The K10N780SLIX3-WiFi spaces each x16 interface two slots apart for adequate clearance of double-slot graphics coolers, leaving the space between the first and second x16 slot empty. Users will need at least a single graphics card simply to use the board, so the empty slot position is no loss to most builders. A single x1 interface beneath the second x16 slot would be blocked by the graphics cooler of any double-slot card, and 3-way SLI configurations will leave the system with only a single PCI slot for further expansion.
ATA connections are simplified by an Ultra ATA header near the top of the K10N780SLIX3-WiFi’s front edge and SATA 3.0GB/s connections in the lower front corner. These should have no problem clearing oversized graphics coolers on super-long cards, and are ideally placed for typical tower cases that have 5.25” external bays at the top and 3.5” internal bays at the bottom.
The placement of other data interfaces isn’t so thoughtful: The front panel audio connector is found in the “traditional” lower rear corner, and the floppy connector is crammed beneath the lowest PCI slot. The audio connector placement is a tradition we’d love to see go away, since most cases now have front panel jacks at the opposite corner. Also, routing a floppy drive’s wide ribbon cable to a front bay could be very difficult, and this is a problem still faced by Windows XP users who need to load RAID drivers.
The orange SATA connector near the top of the K10N780SLIX3-WiFi’s rear edge at first appears to be a remnant of bygone Asus design, but this isn’t actually a port! Because the K10N780SLIX3-WiFi lacks any third-party controllers for adding eSATA, ASRock instead provides a top-side SATA to rear-panel eSATA pass-through connection.

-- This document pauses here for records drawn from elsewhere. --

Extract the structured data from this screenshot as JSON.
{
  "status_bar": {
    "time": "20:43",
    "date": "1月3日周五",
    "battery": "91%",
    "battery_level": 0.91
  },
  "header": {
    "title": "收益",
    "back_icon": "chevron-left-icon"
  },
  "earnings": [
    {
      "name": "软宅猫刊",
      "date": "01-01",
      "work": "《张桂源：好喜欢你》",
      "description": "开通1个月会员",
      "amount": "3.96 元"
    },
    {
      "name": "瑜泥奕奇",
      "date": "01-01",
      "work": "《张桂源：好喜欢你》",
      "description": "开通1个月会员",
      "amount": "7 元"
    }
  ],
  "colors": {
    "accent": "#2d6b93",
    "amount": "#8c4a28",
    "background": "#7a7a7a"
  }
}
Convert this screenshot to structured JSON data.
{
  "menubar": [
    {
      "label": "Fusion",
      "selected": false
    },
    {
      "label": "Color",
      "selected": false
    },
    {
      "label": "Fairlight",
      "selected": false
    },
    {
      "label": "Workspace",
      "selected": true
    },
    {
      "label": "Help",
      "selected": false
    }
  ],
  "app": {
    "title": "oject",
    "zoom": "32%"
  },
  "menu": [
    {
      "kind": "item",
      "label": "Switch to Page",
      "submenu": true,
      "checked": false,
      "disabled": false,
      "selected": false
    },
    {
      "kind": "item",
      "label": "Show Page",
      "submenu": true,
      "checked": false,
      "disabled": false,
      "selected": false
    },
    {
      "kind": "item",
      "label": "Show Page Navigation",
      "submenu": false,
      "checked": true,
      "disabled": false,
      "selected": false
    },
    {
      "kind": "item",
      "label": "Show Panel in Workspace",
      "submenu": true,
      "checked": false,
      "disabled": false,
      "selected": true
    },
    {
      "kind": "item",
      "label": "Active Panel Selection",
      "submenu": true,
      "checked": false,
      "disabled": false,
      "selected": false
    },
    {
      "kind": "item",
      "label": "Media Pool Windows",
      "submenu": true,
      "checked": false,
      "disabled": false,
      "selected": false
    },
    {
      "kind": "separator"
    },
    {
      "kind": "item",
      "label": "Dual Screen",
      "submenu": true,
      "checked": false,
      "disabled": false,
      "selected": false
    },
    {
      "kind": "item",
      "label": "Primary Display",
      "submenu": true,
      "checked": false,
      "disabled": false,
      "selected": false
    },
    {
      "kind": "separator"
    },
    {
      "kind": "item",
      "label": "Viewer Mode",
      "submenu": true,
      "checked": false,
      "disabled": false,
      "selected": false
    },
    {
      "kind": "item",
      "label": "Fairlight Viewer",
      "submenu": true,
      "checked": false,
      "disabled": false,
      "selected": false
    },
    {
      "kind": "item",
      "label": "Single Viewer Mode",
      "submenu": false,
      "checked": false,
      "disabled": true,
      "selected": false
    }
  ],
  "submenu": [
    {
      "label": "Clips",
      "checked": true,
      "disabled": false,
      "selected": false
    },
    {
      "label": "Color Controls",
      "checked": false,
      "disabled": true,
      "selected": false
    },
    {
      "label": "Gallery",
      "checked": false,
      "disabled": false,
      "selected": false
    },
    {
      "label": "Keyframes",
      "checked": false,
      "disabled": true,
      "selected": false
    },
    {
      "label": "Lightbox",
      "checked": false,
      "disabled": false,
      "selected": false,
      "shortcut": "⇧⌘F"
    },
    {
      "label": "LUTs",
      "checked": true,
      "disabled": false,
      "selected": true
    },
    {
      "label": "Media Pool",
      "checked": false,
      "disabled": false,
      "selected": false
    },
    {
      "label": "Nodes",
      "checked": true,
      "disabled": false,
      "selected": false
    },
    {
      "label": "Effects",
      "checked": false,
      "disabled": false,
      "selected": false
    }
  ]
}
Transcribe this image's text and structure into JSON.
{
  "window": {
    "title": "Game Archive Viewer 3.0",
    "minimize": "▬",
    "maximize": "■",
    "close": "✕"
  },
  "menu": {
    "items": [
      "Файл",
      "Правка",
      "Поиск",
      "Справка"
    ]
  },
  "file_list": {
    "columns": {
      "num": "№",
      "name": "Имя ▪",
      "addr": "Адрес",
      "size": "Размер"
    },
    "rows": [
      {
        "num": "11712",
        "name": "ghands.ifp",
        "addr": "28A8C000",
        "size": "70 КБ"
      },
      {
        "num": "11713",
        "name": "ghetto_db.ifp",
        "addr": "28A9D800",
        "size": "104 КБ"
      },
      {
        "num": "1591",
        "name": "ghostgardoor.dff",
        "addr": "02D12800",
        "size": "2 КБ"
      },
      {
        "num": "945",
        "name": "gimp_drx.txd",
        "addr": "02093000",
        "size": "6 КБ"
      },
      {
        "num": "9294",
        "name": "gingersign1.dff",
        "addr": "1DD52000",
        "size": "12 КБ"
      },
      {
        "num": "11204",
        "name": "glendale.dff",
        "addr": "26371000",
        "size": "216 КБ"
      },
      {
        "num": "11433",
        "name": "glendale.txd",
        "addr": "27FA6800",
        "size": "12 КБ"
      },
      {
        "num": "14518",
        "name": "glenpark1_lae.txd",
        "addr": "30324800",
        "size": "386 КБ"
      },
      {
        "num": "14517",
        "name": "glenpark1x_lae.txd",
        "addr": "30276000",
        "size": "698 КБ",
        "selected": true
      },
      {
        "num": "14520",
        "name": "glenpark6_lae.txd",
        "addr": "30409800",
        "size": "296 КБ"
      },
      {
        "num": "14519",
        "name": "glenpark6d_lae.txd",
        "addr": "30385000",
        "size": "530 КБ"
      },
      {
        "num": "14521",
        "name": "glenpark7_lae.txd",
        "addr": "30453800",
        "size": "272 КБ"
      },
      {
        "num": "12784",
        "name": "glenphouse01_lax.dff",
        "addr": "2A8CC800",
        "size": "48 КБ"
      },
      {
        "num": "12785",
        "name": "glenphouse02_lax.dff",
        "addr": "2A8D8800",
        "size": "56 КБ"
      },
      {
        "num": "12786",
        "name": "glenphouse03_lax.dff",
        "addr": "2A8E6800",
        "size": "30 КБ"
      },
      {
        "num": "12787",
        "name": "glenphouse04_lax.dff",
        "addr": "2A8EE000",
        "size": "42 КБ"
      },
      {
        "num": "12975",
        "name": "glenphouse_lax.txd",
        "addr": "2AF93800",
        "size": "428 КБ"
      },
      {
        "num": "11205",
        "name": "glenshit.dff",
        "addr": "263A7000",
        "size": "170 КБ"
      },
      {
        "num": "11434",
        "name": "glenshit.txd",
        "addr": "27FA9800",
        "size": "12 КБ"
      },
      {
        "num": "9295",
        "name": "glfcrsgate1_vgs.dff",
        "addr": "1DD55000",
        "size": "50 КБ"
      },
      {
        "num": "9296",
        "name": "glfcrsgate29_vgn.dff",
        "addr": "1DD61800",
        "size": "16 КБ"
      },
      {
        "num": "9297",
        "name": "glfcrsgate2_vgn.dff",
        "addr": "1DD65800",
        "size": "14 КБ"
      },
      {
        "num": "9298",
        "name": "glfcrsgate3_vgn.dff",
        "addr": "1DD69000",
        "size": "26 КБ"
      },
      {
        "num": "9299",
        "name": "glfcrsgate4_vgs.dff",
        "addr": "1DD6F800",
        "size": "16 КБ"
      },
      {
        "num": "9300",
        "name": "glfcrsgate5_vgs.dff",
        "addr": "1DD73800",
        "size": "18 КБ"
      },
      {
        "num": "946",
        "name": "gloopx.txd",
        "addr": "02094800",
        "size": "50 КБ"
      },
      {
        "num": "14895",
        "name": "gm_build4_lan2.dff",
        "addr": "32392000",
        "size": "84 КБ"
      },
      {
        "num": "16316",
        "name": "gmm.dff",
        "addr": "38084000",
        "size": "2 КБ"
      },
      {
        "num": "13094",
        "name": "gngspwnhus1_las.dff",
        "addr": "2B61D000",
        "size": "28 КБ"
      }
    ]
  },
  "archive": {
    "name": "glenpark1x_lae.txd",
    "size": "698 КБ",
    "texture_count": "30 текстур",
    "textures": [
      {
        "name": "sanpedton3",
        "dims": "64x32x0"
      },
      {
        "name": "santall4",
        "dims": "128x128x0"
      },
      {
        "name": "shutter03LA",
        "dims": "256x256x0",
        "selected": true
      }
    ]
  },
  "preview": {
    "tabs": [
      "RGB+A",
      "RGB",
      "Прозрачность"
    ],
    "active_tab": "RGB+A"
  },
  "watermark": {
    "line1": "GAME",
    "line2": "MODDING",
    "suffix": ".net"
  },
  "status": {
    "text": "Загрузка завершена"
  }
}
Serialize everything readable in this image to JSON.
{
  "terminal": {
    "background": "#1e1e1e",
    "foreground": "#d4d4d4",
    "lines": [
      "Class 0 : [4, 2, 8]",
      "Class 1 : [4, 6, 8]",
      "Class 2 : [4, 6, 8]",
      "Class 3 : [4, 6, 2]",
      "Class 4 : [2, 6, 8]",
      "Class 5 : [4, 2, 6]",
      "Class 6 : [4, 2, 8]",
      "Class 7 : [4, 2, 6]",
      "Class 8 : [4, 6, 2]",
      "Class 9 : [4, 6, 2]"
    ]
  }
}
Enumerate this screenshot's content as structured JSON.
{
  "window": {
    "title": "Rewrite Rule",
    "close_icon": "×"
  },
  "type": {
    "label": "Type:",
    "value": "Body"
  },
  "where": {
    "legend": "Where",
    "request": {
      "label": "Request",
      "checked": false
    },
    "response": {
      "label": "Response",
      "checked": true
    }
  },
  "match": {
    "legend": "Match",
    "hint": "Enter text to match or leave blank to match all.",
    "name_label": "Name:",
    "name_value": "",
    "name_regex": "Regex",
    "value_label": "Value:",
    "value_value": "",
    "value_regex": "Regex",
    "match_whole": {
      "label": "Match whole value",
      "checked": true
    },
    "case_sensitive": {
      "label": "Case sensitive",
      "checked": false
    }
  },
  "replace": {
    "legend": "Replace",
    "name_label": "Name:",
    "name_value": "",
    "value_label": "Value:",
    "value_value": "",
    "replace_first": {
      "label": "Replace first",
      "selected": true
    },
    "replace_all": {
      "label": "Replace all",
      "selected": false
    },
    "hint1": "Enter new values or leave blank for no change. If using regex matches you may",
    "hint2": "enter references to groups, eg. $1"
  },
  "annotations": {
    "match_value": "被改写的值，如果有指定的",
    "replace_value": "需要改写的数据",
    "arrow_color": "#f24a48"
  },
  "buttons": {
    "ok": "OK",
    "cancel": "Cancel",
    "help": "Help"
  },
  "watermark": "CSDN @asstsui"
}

Enabling the eSATA port requires the builder to run an SATA cable diagonally across the board, from the orange SATA port in the lower front corner to the SATA pass-through connector at the top rear corner.